Having a place to call home is everybody’s dream. It’s no surprise why so many of us toil over years of hard work just so we can afford this most priced reality. Ironically, those who are on the final steps of their journey find themselves anxious and often unsure of just what to do next.
Indeed, buying a home could be downright intimidating, especially if you’re a first time home buyer. Yet, although there’s no clear-cut route towards a fast and glitch-free home purchase, being adequately prepared and knowing what to expect is a great way to keep the anxiety at bay.
[sc_content_link label=”Check out today’s rates.”]
Before you sign any deal with any lender, know the terrain first. Learn everything you can about the process, especially if you’re using financing to purchase the home.
If you’re like most homebuyers, you’re using a mortgage to buy your first home. But there are different types of mortgages. Depending on how the interest is structured, it could be a fixed-rate or adjustable rate mortgage. Specialty mortgage programs also exist. These are those home loans that are insured by specific institutions or those that are specifically designed for first-time home buyers.
Whether you are a military service member or are a couple looking for a low down payment mortgage option, there are mortgages that just might be the right program for your needs.
FHA home loans are mortgages backed by the Federal Housing Administration. It’s a program that specifically caters to cash-strapped first time home buyers or those who are finding it hard to comply with the conventionally required 20 percent down payment. It’s also a favorable program for borrowers with non-stellar credit ratings.
With an FHA loan, a home buyer can purchase a property at only 3.5 percent minimum down payment. However, the buyer would need to pay an upfront and ongoing mortgage insurance premium.
USDA home loans
The US Department of Agriculture offers home buyers assistance programs. No, you don’t need to live in a farm to qualify for the loan. You only need to meet the income and property standards set by the department.

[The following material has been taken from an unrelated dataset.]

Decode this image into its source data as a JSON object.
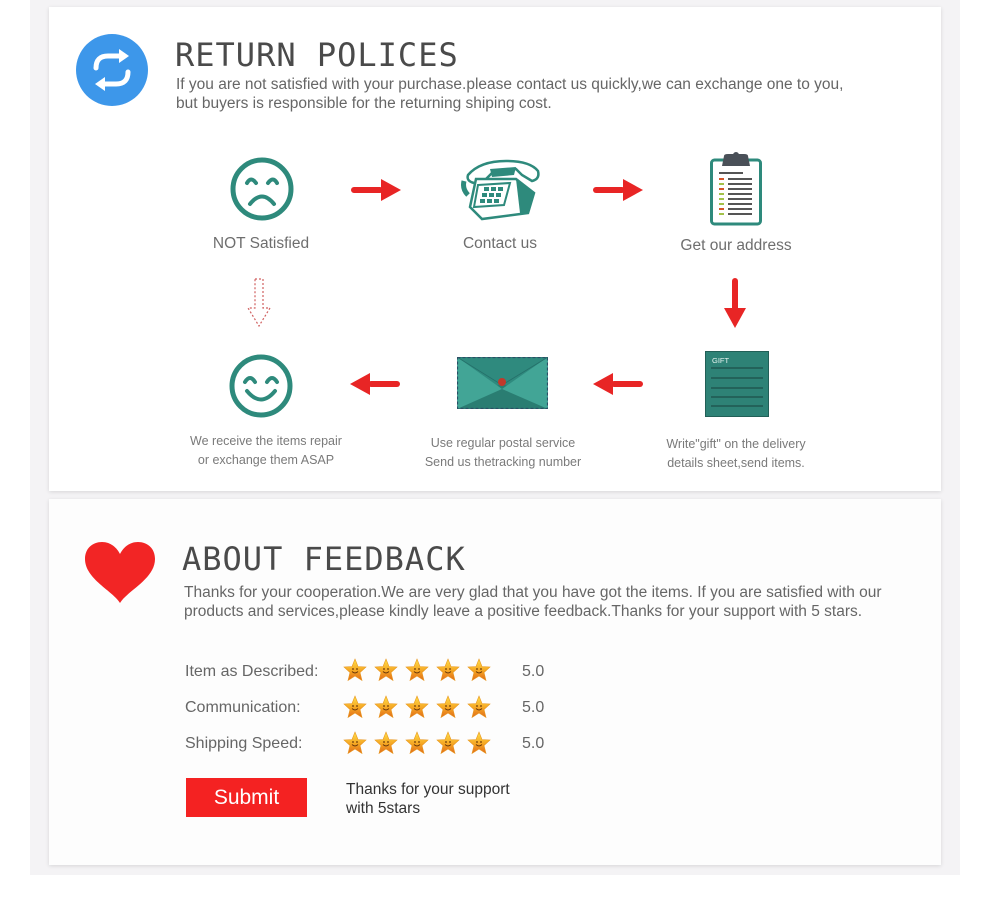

USDA mortgages specifically aim to help low-to-moderate income borrowers in designated rural areas. The department has a clear designation of which properties are considered to be in a rural area. The borrower must not be earning more than an area’s median income.
If you can qualify, you have the chance to receive 100 percent financing with very competitive interest rates. The department also allows borrowers to roll the costs of closing into the loan.
[sc_content_link label=”Speak with a lending professional today.”]
Good Neighbor Next Door Program
A program sponsored by the US Department of Housing and Urban Development, the Good Neighbor Next Door Program was originally called the Teacher Next Door Program but later on expanded to include other public service personnel such as officers of law enforcement and firefighters, among others.
The Good Neighbor Next Door Program allows qualified borrowers to get a 50 percent discount on the list price of homes within designated revitalization areas. These homes are listed on the program’s website for a limited time (typically within 7 days). The program requires the borrowers to use the property as their main residence for at least three (3) years.
Just like the USDA home loan programs, the VA mortgage is a specialty program exclusively offered to the country’s military service members, both reservists and those on active duty.
VA home loans offer 100 percent financing with lenient underwriting standards. Aside from offering one of the lowest interest rates existent anywhere today, they also don’t require the payment of a private mortgage insurance even when the borrowers decide to get the full 100 percent financing privilege. The only cost the borrower is obligated to pay upfront is the VA funding fee.
Fannie Mae and Freddie Mac programs
Government service enterprises Fannie Mae and Freddie Mac partner with your local lenders to provide mortgage programs that help borrowers get affordable mortgages.